DIRECTIONS:
Across all the records, filter for lines with the word "name" and copy them.
*** DATA IN THIS EXERCISE Section Begins ***
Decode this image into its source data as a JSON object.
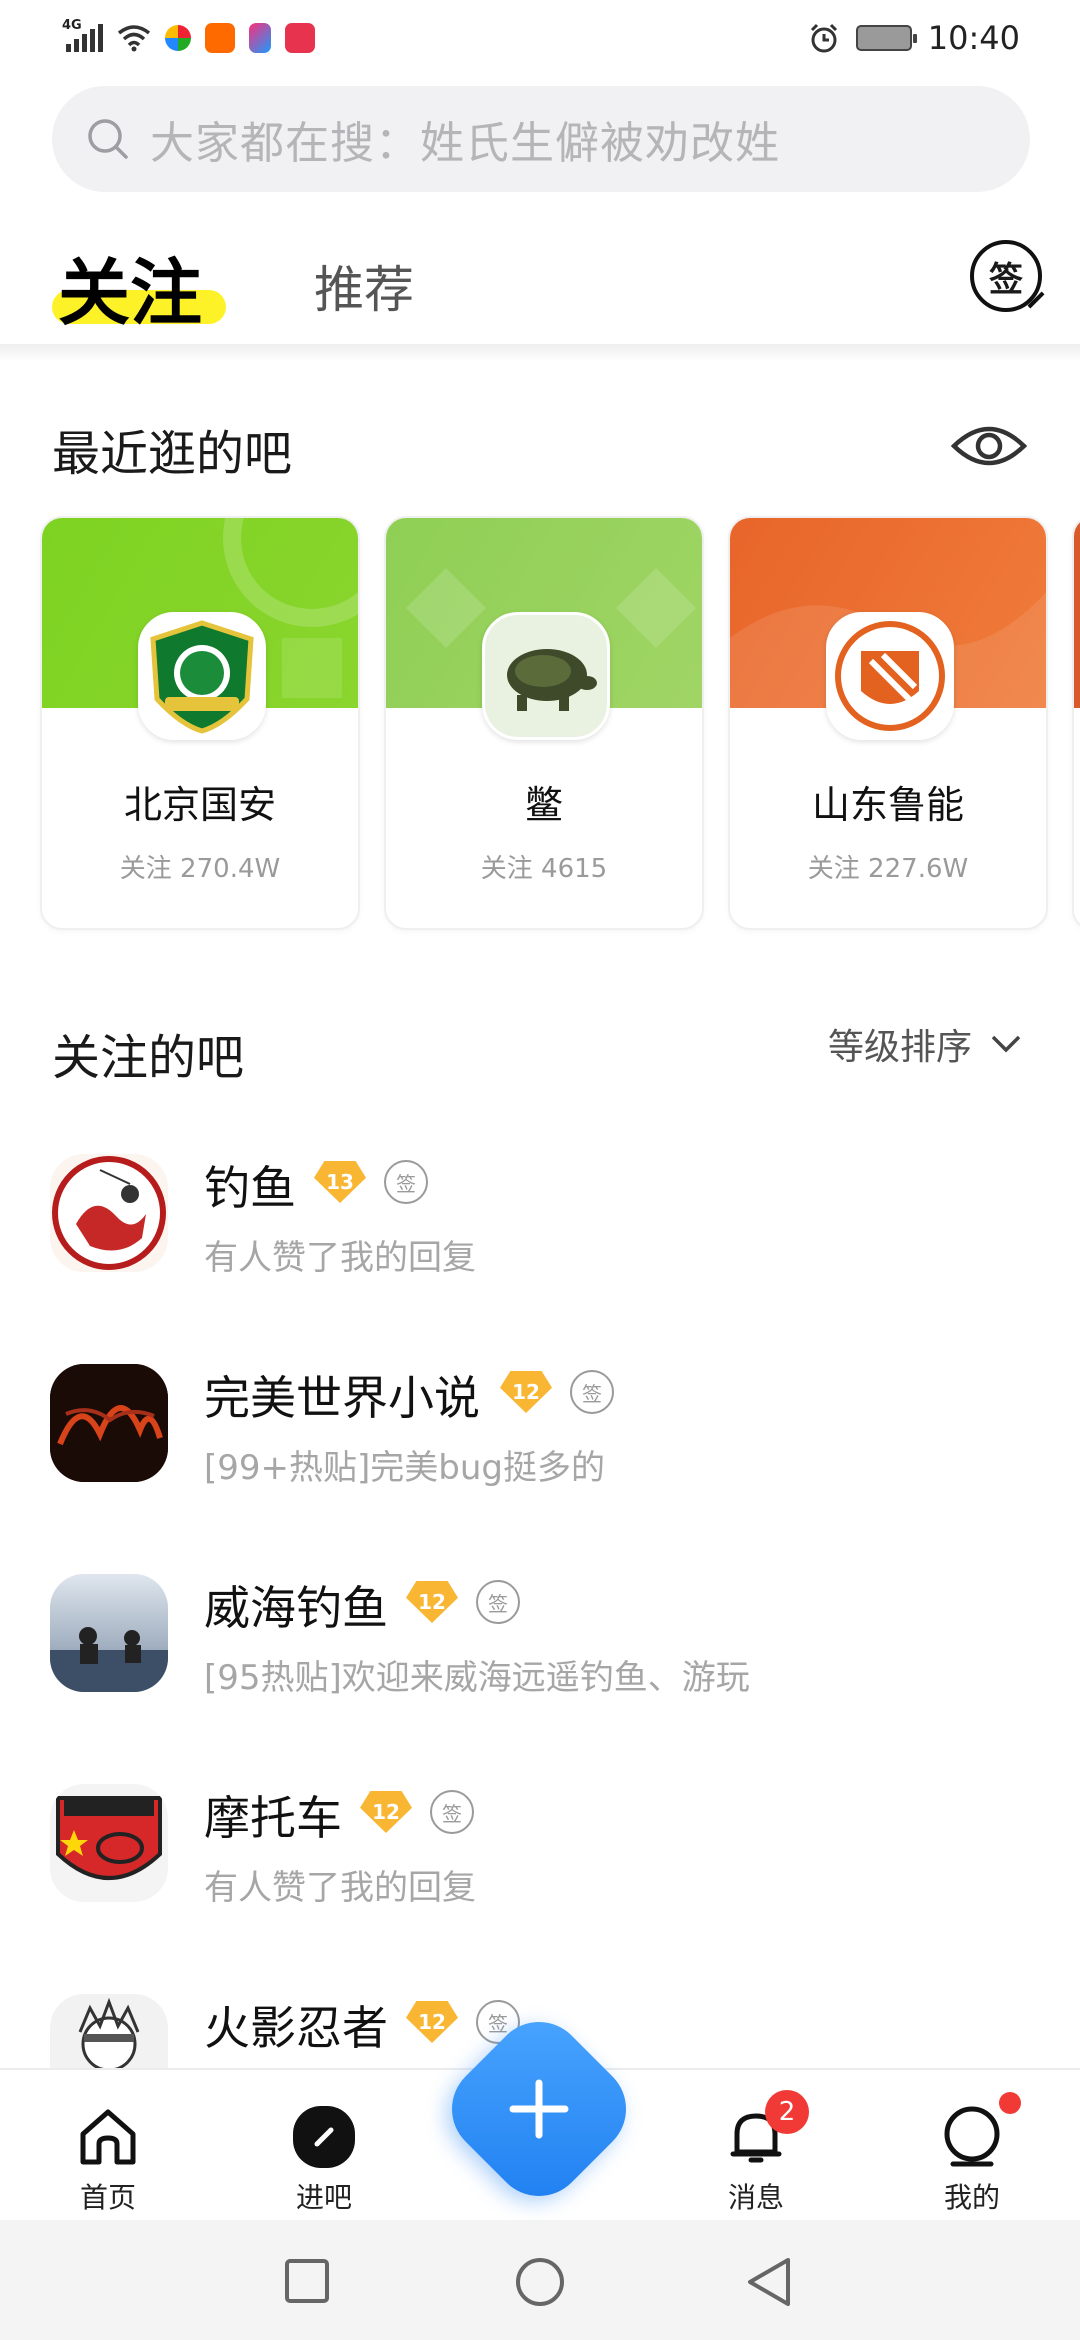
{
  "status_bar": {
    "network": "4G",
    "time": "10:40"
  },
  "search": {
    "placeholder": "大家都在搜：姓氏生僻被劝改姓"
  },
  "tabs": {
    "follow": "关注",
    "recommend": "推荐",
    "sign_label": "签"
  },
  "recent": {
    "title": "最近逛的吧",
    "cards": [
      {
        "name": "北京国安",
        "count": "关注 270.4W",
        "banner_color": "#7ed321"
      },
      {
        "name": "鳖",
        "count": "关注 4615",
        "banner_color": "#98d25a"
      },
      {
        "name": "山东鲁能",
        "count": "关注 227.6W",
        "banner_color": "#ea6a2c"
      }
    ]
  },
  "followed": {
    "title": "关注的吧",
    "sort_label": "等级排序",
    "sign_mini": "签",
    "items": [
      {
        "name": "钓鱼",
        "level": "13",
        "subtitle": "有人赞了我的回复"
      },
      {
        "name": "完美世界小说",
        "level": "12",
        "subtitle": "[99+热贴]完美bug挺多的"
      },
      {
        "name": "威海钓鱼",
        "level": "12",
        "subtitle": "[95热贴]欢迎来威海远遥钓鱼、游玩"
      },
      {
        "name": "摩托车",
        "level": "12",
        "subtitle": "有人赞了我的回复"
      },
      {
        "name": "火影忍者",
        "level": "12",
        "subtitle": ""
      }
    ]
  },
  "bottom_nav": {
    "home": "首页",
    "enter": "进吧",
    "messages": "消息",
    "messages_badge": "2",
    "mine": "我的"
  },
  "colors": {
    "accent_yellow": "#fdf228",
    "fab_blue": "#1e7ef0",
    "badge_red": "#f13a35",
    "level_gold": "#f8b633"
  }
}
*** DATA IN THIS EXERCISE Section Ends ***
RESPONSE FOR THIS EXERCISE:
        "name": "北京国安",
        "name": "鳖",
        "name": "山东鲁能",
        "name": "钓鱼",
        "name": "完美世界小说",
        "name": "威海钓鱼",
        "name": "摩托车",
        "name": "火影忍者",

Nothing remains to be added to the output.